Aim of the task: In the listing below, count each line that contains "Sapnap". The reply is that count and nothing else.

Records for this task:
------------
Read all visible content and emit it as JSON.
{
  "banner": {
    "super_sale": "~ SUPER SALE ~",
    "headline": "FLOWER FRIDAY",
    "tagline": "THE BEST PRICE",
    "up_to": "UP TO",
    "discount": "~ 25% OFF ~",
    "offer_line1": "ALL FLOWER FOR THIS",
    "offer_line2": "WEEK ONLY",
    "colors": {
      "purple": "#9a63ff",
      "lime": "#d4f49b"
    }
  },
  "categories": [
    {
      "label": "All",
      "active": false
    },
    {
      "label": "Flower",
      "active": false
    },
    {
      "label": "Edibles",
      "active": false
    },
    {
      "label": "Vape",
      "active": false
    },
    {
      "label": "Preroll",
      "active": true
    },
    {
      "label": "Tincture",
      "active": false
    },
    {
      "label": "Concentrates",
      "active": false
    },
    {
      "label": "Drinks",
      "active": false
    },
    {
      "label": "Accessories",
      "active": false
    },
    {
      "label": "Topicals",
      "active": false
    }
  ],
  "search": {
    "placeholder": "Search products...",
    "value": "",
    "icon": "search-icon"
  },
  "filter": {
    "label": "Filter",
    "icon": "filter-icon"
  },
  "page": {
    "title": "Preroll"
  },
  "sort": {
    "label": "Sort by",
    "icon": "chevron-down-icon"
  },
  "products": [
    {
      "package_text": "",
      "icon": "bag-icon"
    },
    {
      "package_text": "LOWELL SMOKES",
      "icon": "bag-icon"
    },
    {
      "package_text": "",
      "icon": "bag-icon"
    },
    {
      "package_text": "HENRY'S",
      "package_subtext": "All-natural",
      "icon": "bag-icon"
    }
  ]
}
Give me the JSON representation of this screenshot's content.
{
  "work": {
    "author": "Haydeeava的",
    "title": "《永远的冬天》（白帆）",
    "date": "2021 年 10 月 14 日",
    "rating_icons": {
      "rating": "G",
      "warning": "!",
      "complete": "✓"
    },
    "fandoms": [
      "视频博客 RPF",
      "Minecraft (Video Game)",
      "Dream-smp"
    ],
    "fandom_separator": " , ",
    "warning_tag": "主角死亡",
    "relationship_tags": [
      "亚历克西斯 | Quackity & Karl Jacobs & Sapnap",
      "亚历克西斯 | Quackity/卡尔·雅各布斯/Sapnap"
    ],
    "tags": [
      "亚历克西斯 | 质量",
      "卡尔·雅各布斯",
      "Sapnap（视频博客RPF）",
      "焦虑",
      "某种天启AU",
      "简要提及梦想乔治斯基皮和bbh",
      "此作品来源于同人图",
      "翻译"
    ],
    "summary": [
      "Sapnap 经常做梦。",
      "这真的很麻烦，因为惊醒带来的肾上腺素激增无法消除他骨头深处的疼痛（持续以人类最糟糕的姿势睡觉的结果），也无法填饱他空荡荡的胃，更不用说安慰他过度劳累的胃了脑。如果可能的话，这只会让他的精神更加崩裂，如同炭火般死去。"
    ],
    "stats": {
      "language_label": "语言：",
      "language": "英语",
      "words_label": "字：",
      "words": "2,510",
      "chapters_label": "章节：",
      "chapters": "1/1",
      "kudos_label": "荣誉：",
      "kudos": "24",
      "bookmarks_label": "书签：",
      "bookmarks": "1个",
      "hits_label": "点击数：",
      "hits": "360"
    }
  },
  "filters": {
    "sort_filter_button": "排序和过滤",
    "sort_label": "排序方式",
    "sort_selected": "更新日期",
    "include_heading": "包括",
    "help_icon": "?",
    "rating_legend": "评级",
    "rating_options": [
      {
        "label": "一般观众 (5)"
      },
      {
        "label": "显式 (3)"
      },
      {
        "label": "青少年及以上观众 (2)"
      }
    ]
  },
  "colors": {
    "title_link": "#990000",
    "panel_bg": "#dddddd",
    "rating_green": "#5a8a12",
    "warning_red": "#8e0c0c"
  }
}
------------
Output of the task: 4